For long, the administration- the sarkaar– was something high-up there in the hierarchy of things. They made plans for the communities, for their development and welfare and gathered resources for these plans. The communities, on the other hand, were destined to hope that the administration knows best about how, when and where to implement these. The communities could urge, request, make their case but seldom claim, particularly so in education.
With the Right to Education Act and its increasing reach among the communities in rural India, the equation is changing. And how. This change can be witnessed among the mothers of Darlimunda in Nuapada, Odisha, when they say that they make sure their kids reach the primary school in the village. The women representatives in Panchayat and SMC work together to make sure that issues of education are discussed and acted upon in the meeting, said a SMC member, Kalpalata Pradhan, in the MTA group meeting.
The change can be witnessed in the constantly increasing understanding of communities about education and its stakeholders. The ex-president of SMC in Kushdhauna in Komna, Odisha is quick to point out to the residents that parents have to take responsibility for the education of their children. Be it Pipalchhadi or Jhanjimunda in Komna, Odisha, the SMC members not only understand but also elegantly articulate issues of learning deficits and why it should be addressed. And this increased understanding is equally reflected in the increased collaboration of teachers like Arun Manjhi and Mr. Mahananda attend and respond to the concerns of SMC and village residents. It is commendable because they also have to engage with the government systems and yet they joined the village residents in their dream to ensure quality education for their children. This is indeed the drum-roll for a grand beginning. Most of the SMCs in these areas have finished their tenure. In many places the SMCs have decided to include a child representative.

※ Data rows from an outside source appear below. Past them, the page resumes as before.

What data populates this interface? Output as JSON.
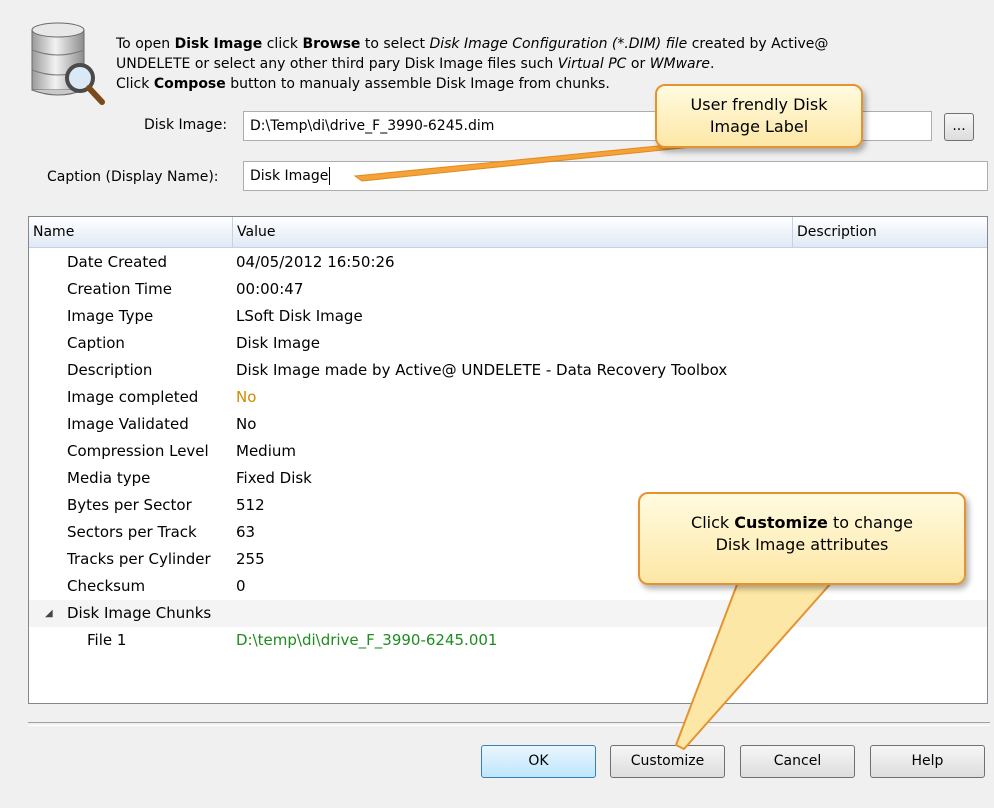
{
  "header": {
    "line1_pre": "To open ",
    "line1_b1": "Disk Image",
    "line1_mid": " click ",
    "line1_b2": "Browse",
    "line1_mid2": " to select ",
    "line1_i1": "Disk Image Configuration (*.DIM) file",
    "line1_post": " created by Active@",
    "line2_pre": "UNDELETE or select any other third pary Disk Image files such ",
    "line2_i1": "Virtual PC",
    "line2_mid": " or ",
    "line2_i2": "WMware",
    "line2_post": ".",
    "line3_pre": "Click ",
    "line3_b": "Compose",
    "line3_post": " button to manualy assemble Disk Image from chunks."
  },
  "disk_image": {
    "label": "Disk Image:",
    "value": "D:\\Temp\\di\\drive_F_3990-6245.dim",
    "browse_label": "..."
  },
  "caption": {
    "label": "Caption (Display Name):",
    "value": "Disk Image"
  },
  "grid": {
    "columns": [
      "Name",
      "Value",
      "Description"
    ],
    "rows": [
      {
        "name": "Date Created",
        "value": "04/05/2012 16:50:26"
      },
      {
        "name": "Creation Time",
        "value": "00:00:47"
      },
      {
        "name": "Image Type",
        "value": "LSoft Disk Image"
      },
      {
        "name": "Caption",
        "value": "Disk Image"
      },
      {
        "name": "Description",
        "value": "Disk Image made by Active@ UNDELETE - Data Recovery Toolbox"
      },
      {
        "name": "Image completed",
        "value": "No"
      },
      {
        "name": "Image Validated",
        "value": "No"
      },
      {
        "name": "Compression Level",
        "value": "Medium"
      },
      {
        "name": "Media type",
        "value": "Fixed Disk"
      },
      {
        "name": "Bytes per Sector",
        "value": "512"
      },
      {
        "name": "Sectors per Track",
        "value": "63"
      },
      {
        "name": "Tracks per Cylinder",
        "value": "255"
      },
      {
        "name": "Checksum",
        "value": "0"
      }
    ],
    "group": {
      "name": "Disk Image Chunks",
      "expander_icon": "triangle-expanded-icon"
    },
    "chunks": [
      {
        "name": "File 1",
        "value": "D:\\temp\\di\\drive_F_3990-6245.001"
      }
    ]
  },
  "buttons": {
    "ok": "OK",
    "customize": "Customize",
    "cancel": "Cancel",
    "help": "Help"
  },
  "callouts": {
    "label_tip": {
      "line1": "User frendly Disk",
      "line2": "Image Label"
    },
    "customize_tip": {
      "pre": "Click ",
      "bold": "Customize",
      "post": " to change",
      "line2": "Disk Image attributes"
    }
  },
  "colors": {
    "value_warning": "#d08a00",
    "value_path": "#1e8c1e",
    "callout_border": "#e59331",
    "pointer": "#f0901e"
  }
}
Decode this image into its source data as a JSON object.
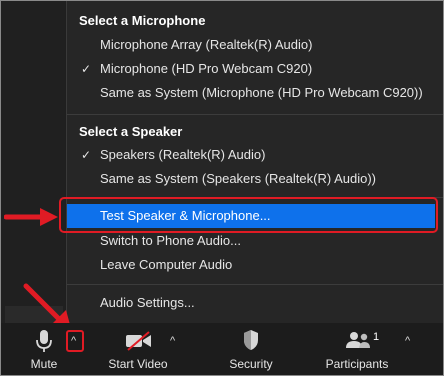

This strong awareness has to be matched with a swift response from the administration to keep the this interaction with the communities from turning confrontational. Also, a huge responsibility lies with the practitioners- including AIF and its implementation partners to facilitate the improvements in a collaborative way. Another challenge is to integrate the sustainability of activity-based teaching and learning practices in the vision of the communities for their ideal school.
So how do we balance this equation of vision and will from the communities for a sustained effort to transform education in Nuapada? By adjusting the magnitude of all these variables of community mobilization, advocacy, collaboration and realistic action oriented planning at all levels of stakeholders. For 10 years AIF and Lokadrusti have worked together to make stakeholders aware of their claims and responsibilities towards the education of their children. Going forward, along with Lokadrusti, AIF will focus on engaging with these stakeholders to further the process of change from ideas to actions to more ideas.